In Texas, almost 4 million people relied on the food stamp program according to the latest reports and participation is on the decline as expected with an economic recovery. Food stamps help Americans to eat healthy while they make ends meet. This federal program is carefully designed to grow when times are bad and shrink when things get better. In spite of successes the program is consistently under attack at budget meetings in Washington, and its participants are often negatively portrayed. At the Food Bank, we know that the truth about food stamps are complex affecting communities, businesses, individuals and families in complex, and often paradoxical ways.
We applaud the media’s efforts to share real stories of Americans who turn to the program for assistance and help dispel the myths and lies surrounding the program. For Washington Post journalist Eli Saslow, it earned him a Pulitzer Prize in explanatory reporting. In this PBS News Hour Interview Eli shares why he chose to write about these American families:
“The truth is there’s this lasting scar of the economic collapse and it’s these 47 million people, one in seven Americans, who are now dependent on the government for their food…and I think those are people worth paying attention to.”

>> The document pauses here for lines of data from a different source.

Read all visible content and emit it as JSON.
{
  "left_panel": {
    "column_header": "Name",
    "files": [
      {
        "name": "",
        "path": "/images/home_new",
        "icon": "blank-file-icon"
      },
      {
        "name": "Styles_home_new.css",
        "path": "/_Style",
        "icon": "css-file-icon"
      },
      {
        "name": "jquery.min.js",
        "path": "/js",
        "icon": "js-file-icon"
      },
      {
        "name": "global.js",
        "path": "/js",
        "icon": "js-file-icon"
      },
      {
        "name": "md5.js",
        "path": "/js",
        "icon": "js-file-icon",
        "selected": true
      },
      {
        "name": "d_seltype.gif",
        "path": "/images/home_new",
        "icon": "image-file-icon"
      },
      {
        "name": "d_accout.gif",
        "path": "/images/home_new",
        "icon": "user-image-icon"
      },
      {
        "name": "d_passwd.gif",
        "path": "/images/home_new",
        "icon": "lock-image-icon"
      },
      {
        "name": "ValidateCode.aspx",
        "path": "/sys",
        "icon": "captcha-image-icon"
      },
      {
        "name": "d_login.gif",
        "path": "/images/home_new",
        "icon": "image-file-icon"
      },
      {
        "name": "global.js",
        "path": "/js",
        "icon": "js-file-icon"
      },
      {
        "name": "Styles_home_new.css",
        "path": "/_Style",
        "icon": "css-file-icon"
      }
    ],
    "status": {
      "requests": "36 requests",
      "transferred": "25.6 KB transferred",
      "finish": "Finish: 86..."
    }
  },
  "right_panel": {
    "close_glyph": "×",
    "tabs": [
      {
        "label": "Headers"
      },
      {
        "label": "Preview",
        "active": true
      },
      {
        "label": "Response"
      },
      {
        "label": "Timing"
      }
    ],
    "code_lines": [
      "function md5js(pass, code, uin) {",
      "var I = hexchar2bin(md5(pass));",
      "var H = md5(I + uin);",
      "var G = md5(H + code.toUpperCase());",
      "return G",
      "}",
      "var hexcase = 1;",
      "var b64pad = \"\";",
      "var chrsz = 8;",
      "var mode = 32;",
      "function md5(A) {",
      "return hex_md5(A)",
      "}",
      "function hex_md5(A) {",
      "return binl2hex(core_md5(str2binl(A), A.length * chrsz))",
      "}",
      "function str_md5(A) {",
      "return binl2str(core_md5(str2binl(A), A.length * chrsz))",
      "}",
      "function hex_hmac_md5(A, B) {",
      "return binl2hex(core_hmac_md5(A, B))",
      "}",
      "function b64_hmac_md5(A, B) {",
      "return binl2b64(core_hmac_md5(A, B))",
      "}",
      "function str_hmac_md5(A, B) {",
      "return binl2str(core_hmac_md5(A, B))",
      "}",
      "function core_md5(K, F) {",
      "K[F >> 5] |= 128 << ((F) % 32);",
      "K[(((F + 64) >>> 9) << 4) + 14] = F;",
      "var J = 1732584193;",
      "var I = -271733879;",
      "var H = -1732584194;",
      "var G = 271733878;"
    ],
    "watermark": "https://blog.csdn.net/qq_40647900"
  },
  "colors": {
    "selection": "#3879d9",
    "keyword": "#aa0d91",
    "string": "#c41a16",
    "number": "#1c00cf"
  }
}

We agree. The more we pay attention, the better chances we have to come together and solve this hunger crisis.
Read his stories here:
Food stamps put Rhode Island town on monthly boom-and-bust cycle
In Florida, a food-stamp recruiter deals with wrenching choices
In rural Tennessee, a new way to help hungry children: A bus turned bread truck
Hard work: A Florida Republican pushing to overhaul the food stamp system toils to win over a divided Congress
Too much of too little: A diet fueled by food stamps is making South Texans obese but leaving them hungry
Waiting for the 8th: The months seem a bit longer for a D.C. woman and her family after recent cuts to the food stamps they rely on